The universe appears to us as a big, complex, beautiful and terrifying thing and, in a nontrivial way, we are as much a part of that universe as anything else. Black holes, falling stars, dark matter, homo sapiens, maple leaves and house flies. We are made of the same material obeying the same laws. It’s just that we are composed – are patterned – in such a way so as not to be giant suns or cyclones or apple blossoms but rather self-reflexive bipedal primates with a serious gift for languaging.
We are not typically aware of the atoms that comprise us. We see a hand, not the atomic and subatomic particles that when put together just so make a hand. So saying that we and the universe are one is sort of intellectual shorthand. It’s equivalent to saying, if we could see all the way to atomic and subatomic levels, then we’d see that there’s not really a “we” there. It’s just matter mattering.
But at the macro-levels where we do our living and loving and languaging, separation and distinction are very much the order of experience. And that is not a problem! It’s inherent in the perceptual and cognitive abilities of the human observer that we are (or appear as). It’s not a problem to be fixed or an illusion to deny. It’s how things are for things like us. That’s all.
Still, plenty of folks do have actual encounters with oneness that are effectively transformational. These encounters are relatively consistent across time and cultures.
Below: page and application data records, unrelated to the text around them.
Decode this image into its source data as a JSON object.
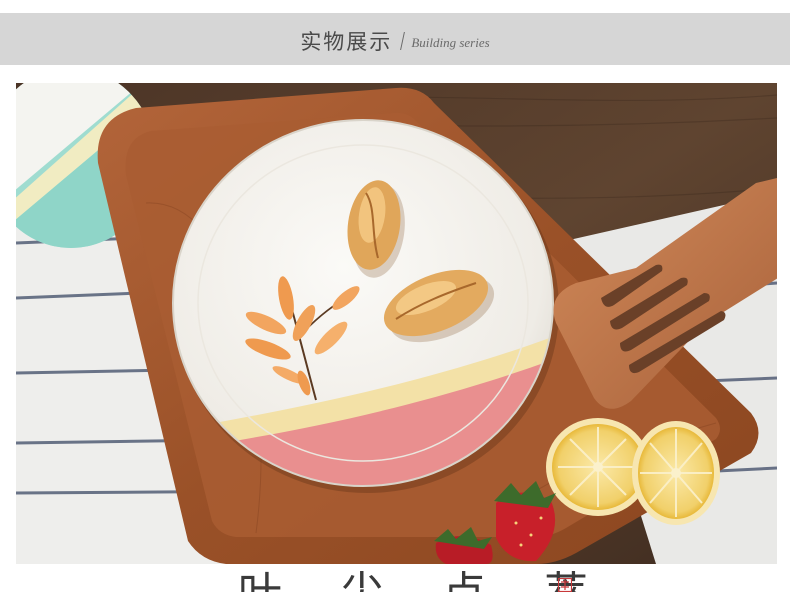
{
  "header": {
    "title": "实物展示",
    "subtitle": "Building series"
  },
  "footer": {
    "chars": "叶尖点萃"
  },
  "photo": {
    "scene": "plate-on-wooden-tray",
    "colors": {
      "table_wood": "#5a3f2a",
      "tray_wood": "#a35a2c",
      "plate_white": "#f5f3ef",
      "plate_pink": "#e98f8f",
      "plate_yellow_band": "#f3e1a7",
      "leaf_orange": "#ef9a4f",
      "lemon": "#f3d36b",
      "strawberry": "#c8202a"
    }
  }
}
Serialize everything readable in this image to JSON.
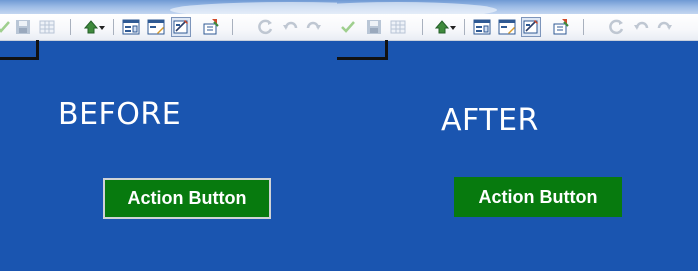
{
  "colors": {
    "background": "#1a55b0",
    "button_green": "#077a0e",
    "button_border_before": "#cfd3d6",
    "toolbar_bg": "#f7f8fb"
  },
  "toolbar": {
    "icons": [
      "check-icon",
      "save-icon",
      "grid-icon",
      "up-arrow-icon",
      "form-icon",
      "form-edit-icon",
      "design-mode-icon",
      "properties-icon",
      "refresh-icon",
      "undo-icon",
      "redo-icon"
    ],
    "selected_icon": "design-mode-icon"
  },
  "panels": [
    {
      "heading": "BEFORE",
      "button_label": "Action Button"
    },
    {
      "heading": "AFTER",
      "button_label": "Action Button"
    }
  ]
}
Extended meditation, fasting, partaking of certain flora, digging deeply into the afore-mentioned reflexivity or just getting lucky . . . clearly, there are ways for us to not only know intellectually that we are one but also to experience it the way we experience swimming, baking bread and making love.
The thing is, this oneness – especially in its more transformational modes – can be hard both to notice and, once noticed, hard to hold on to in a sustained way. Our ordinary state of mind and experience is premised on separation – that we are a discrete body, moving about amidst other discrete bodies, in a world that is basically endless separate objects like flowers, roads, fire hydrants, dogs, sweatshirts, black beans and hurricanes.
Our sense of being a distinct separate entity is a kind of user-generated illusion. It’s functional and pragmatic and consistent with our humanness but it’s hardly dispositive. It’s not a yardstick for truth or reality.
The appearance of a separate functional self is persistent, even when brought to light by scientists, philosophers, saints, prophets, salespeople and so forth. It is not itself destructive, save for the way that we tend to double down on it – as if we really are separate beings, with separate interests that need defending and protecting, and that justify all sorts of aggressive, greedy and destructive behavior against ourselves and others. If I’m atoms and you’re atoms (scientific shorthand for ‘”we” is actually “one”‘ – then what’s the big deal? Hugging it out is less painful. Compromise is easier.
But you have to see through the appearance. You have to know the appearance as an appearance – as a user-generated interface – even as you make use of it, even as you do your living and loving and languaging in it.
Apparently just knowing these facts, while not unhelpful, is not itself curative. We have to have an experience of wholeness or oneness. We need to see it in a clear way – taste it on the tongue like a rain drop – not as an abstraction but in an embodied way, like making love or eating bread or climbing a mountain.
One way of doing this is to give attention to our experience in a gentle, nonjudgmental and sustained way. Often, when we do this, everything that we need to know is revealed, often by making clear what to read next, write next, study next, pray on next and so forth. And then, over time, after enough of this attentiveness, there is a soft but intense realization that separation is not real.
In the wake of that realization, we realize that it’s okay to be calm, let things go, et cetera. We become gentler – with ourselves and with others. We’re able, in that space, to attend to life with less drama. We exercise a little, eat a little, stay close to those upon whom we depend and who in turn depend on us. We do good, which is not as abstract or vague as it sounds. We aren’t perfect at any of this, but it’s cool because perfection doesn’t matter, unless you are willing to define “perfection” as “exactly the way things are right now.”